went on problems creeped up with cython modules, segfaults happened, and
threading had to be disabled. Things that worked in development would not
work in production. At this point I wanted two things: the development
container should be the production container, and the container of choice
should provide a python interpreter environment consistent with actual
python. These containers written in C which treat your application like a
plugin fail to do that across the board.
We no longer have any of the issues we had before (cython, threading,
segfaults), and if something were to break in production, it is probably
broken in development and won't make it out the door. Development servers
run the same twisted wsgi container that runs in production, in fact they
are both launched the same (but middlewares and reloaders differ). That
consistency is a really big deal. Additionally, deployment and config
management dropped a few hundred lines.
The biggest pushback I received was over performance. We benched our real
world application (versus, ahem, just returning a string) and found our
median response time was consistently 1-2ms higher across various
concurrency levels. That's insignificant for us. Under high load, twisted
wsgi actually did better with tail latency (99%ile and max). Maybe that
slight bump in median latency is because our web workers now speak http
instead of a "light weight protocol" akin to scgi, but the benefits of
talking http (curl much?) are also worth a millisecond or two.
Thanks for all the hard work, and thanks Glyph for your 2011 Djangocon talk
and your tweets leading me to twisted wsgi.
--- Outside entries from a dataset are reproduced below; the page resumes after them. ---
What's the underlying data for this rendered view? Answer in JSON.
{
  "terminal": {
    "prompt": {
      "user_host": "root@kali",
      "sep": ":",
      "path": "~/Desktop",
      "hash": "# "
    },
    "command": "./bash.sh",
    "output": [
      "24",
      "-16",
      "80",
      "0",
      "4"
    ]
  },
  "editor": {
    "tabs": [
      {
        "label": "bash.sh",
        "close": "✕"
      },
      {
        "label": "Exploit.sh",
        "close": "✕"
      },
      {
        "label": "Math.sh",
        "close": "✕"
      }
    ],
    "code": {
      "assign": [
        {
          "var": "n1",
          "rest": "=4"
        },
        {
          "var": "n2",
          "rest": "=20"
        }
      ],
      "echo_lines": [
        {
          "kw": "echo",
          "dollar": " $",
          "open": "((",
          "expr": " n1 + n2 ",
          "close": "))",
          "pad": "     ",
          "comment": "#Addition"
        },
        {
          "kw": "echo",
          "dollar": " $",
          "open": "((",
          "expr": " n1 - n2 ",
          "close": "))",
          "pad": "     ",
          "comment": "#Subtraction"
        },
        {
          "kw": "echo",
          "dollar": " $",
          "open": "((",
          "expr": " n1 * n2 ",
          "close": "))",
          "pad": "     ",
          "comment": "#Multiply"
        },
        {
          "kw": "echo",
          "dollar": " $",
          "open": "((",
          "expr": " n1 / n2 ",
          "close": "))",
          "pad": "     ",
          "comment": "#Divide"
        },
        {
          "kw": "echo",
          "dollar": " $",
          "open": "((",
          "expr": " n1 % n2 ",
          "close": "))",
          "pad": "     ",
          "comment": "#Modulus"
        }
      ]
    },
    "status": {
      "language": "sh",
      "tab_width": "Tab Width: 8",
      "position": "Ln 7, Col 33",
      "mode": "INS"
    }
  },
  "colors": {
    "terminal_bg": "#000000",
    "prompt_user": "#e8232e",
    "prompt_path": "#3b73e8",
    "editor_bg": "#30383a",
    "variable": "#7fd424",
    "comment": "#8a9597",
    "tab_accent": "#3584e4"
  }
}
We're very happy. If anyone
wants details or a peek at some of the wiring, I can probably get approval
to share more.